EGU General Assembly 2023
© Author(s) 2023. This work is distributed under
the Creative Commons Attribution 4.0 License.

Pliocene climate and the high latitudes: a data/model perspective

Alan Haywood
Alan Haywood
  • University of Leeds, School of Earth and Environment, Leeds, United Kingdom of Great Britain – England, Scotland, Wales (

It is well established that during intervals of the Pliocene epoch climatic conditions were both warmer and wetter than the pre-industrial era. Since the first global compilations of geological proxy data and climate modelling studies, it has been known that the pattern of surface temperature change during the Pliocene was not spatially uniform, with both geological data and models showing an amplification of surface temperature change at higher latitudes. This is a trait which the Pliocene shares with other warm(er) climate states in Earth history. Over the last two decades our appreciation of the character of climate and environmental change in the high latitudes has evolved significantly with (a) the availability of new and multi-proxy reconstructions, and (b) through the application of different climate, vegetation and ice sheet models, methodologies and intercomparison projects (PlioMIP1 and 2 and PLISMIP). We have become increasingly aware of the complex interaction of different sources of uncertainty (in proxies, models, model boundary conditions and forcings) when assessing the degree to which climate models are able to reproduce the magnitude of climate change indicated by geological data. It is clear that broad and simple assumptions cannot be made regarding the efficacy of either proxy reconstructions or climate model simulations for the Pliocene high latitudes, and that the picture of Pliocene climate at the higher latitudes, and how well models simulate it, is a nuanced one.

Whilst modelling studies have tended to agree in demonstrating the primacy of greenhouse gas forcing on Pliocene warming as a global average, it is increasingly apparent how important other factors such as palaeogeography and ice-sheet reconstructions can be in determining the local and regional pattern of climate change in the high latitudes. Yet, at present many of these aspects remain poorly constrained.

Energy balance analyses have demonstrated the importance of clear sky albedo, cloud albedo and heat transports in determining the degree of warming at the high latitudes in climate models. This has helped to inspire new climate modelling studies using perturbed physics in order to explore model uncertainty. However, our focus has largely been on the assessment of the ability of climate models to simulate mean annual temperature change, rather than the seasonal expression of temperature change. Recent work has demonstrated that a large ensemble of climate models is generally able to simulate warm season temperatures in the high latitudes of the Northern Hemisphere, with the apparent discrepancy in mean annual surface temperatures being driven largely by climate models underestimating the magnitude of warming during the cold season. If this is true, it would place a useful additional constraint on how Pliocene climate simulations need to evolve in order to match proxy reconstructions more closely. 

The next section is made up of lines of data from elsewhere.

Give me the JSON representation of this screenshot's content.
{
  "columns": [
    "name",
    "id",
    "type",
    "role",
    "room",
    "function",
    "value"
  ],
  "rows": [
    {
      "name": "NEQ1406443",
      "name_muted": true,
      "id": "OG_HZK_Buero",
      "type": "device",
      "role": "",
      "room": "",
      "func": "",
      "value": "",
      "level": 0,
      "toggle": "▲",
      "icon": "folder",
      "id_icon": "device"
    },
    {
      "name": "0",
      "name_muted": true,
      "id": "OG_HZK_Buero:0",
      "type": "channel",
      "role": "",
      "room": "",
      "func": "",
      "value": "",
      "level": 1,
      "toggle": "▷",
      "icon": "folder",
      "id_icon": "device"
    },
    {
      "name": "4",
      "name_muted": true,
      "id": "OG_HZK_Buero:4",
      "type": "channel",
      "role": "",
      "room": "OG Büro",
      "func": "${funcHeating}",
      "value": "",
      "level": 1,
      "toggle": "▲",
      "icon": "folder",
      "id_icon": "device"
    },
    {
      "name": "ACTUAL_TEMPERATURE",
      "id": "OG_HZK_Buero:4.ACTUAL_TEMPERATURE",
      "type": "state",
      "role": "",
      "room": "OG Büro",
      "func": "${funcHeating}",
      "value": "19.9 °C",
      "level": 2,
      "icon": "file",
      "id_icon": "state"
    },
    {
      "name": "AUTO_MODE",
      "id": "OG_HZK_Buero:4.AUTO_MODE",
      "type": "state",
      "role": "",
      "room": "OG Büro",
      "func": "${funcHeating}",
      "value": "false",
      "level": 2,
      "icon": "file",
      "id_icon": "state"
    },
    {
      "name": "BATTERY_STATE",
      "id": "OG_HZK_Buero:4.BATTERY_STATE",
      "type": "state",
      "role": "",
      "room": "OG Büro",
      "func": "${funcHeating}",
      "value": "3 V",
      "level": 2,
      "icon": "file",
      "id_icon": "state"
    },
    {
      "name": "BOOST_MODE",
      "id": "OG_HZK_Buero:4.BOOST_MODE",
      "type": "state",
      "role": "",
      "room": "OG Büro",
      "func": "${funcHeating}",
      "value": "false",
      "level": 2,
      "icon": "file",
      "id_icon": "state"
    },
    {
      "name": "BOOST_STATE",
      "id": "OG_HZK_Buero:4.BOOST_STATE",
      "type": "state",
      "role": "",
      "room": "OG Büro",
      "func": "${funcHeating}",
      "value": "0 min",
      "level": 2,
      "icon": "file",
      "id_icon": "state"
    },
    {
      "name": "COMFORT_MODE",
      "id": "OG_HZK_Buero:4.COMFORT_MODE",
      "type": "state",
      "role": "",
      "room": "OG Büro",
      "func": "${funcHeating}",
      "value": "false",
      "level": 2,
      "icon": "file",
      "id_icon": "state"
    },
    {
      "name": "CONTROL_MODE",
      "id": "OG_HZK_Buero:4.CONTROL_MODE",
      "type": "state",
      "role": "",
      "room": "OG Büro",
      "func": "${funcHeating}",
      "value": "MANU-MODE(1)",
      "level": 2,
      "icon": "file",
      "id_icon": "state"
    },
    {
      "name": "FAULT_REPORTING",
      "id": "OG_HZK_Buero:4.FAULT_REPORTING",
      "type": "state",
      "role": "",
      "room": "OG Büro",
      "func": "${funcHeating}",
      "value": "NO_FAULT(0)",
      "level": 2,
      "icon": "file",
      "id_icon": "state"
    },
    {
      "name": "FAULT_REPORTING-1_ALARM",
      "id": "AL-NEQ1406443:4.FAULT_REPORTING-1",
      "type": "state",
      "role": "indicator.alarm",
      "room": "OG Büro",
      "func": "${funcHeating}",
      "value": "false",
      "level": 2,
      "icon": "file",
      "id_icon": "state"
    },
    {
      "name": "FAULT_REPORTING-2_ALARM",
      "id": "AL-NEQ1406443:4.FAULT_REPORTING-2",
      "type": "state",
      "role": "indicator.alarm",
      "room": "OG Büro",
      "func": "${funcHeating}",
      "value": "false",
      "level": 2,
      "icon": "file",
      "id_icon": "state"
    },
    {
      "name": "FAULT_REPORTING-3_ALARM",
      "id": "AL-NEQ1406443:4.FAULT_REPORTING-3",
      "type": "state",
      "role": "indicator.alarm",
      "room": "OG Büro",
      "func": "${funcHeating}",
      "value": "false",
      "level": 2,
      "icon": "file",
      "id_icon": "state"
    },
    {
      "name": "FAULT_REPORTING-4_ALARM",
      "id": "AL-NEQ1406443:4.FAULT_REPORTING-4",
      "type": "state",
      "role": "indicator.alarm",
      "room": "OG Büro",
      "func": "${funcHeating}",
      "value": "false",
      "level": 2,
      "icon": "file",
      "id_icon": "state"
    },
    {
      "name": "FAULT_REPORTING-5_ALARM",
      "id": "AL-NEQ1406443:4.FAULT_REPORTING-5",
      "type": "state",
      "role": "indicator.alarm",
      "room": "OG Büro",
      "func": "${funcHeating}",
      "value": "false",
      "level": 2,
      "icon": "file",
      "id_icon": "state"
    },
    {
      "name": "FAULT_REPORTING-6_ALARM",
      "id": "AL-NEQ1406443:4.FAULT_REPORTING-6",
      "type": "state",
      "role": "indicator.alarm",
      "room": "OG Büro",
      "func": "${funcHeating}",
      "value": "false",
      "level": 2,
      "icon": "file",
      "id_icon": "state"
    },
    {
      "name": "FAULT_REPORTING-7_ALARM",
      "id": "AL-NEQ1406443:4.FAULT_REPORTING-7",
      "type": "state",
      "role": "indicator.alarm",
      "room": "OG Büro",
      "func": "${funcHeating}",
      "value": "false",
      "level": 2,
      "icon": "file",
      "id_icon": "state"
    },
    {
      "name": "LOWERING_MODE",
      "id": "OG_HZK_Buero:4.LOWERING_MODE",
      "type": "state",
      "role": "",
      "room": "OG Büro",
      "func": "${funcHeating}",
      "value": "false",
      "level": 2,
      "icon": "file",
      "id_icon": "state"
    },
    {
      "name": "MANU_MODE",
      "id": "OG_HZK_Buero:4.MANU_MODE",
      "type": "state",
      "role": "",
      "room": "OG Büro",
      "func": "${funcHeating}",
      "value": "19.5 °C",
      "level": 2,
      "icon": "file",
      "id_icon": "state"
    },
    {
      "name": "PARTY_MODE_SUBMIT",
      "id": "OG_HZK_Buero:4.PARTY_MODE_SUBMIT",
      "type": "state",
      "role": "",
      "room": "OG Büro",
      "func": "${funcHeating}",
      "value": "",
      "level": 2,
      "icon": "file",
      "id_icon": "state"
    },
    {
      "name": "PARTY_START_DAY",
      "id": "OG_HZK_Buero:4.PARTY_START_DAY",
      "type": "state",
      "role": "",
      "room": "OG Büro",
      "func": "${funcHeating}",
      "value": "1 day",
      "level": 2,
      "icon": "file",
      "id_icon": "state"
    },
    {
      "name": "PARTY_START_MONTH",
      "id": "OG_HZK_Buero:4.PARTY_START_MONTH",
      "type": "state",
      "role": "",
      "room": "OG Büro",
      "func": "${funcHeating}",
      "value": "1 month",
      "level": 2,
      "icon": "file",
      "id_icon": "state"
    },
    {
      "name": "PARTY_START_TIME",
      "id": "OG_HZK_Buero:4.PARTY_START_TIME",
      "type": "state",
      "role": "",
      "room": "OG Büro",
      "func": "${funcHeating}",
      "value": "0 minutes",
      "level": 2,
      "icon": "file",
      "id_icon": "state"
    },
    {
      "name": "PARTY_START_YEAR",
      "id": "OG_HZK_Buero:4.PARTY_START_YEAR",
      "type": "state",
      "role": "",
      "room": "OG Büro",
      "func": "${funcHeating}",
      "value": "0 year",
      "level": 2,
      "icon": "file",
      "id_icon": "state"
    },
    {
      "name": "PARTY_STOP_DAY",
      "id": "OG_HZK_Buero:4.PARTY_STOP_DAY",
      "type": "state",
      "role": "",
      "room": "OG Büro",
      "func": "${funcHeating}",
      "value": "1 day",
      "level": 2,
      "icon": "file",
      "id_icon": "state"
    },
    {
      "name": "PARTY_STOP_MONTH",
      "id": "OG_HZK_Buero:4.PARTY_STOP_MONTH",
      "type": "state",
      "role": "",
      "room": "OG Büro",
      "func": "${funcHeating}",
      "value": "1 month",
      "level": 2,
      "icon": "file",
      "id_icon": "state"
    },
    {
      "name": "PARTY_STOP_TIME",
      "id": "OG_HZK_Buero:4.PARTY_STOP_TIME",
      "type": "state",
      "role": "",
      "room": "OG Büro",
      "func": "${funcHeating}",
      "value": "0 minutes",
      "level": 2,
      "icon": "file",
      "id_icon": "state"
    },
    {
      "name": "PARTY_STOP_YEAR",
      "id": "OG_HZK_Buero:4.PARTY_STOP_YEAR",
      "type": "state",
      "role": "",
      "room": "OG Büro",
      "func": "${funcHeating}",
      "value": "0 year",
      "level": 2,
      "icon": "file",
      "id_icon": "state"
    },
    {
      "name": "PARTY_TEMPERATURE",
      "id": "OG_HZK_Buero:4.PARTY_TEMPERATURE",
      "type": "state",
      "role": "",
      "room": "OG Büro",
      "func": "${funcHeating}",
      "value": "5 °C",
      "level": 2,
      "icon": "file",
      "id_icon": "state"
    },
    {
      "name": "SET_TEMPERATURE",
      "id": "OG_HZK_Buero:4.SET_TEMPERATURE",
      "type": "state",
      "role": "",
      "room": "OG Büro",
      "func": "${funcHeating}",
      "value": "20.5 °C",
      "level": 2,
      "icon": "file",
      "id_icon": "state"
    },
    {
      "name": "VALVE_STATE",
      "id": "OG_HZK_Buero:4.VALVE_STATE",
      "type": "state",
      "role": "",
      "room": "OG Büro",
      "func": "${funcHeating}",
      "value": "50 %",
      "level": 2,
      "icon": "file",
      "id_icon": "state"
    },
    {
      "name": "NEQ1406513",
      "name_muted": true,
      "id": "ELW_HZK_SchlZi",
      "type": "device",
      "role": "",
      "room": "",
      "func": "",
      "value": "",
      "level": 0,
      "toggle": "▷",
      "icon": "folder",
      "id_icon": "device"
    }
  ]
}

How to cite: Haywood, A.: Pliocene climate and the high latitudes: a data/model perspective, EGU General Assembly 2023, Vienna, Austria, 24–28 Apr 2023, EGU23-8969,, 2023.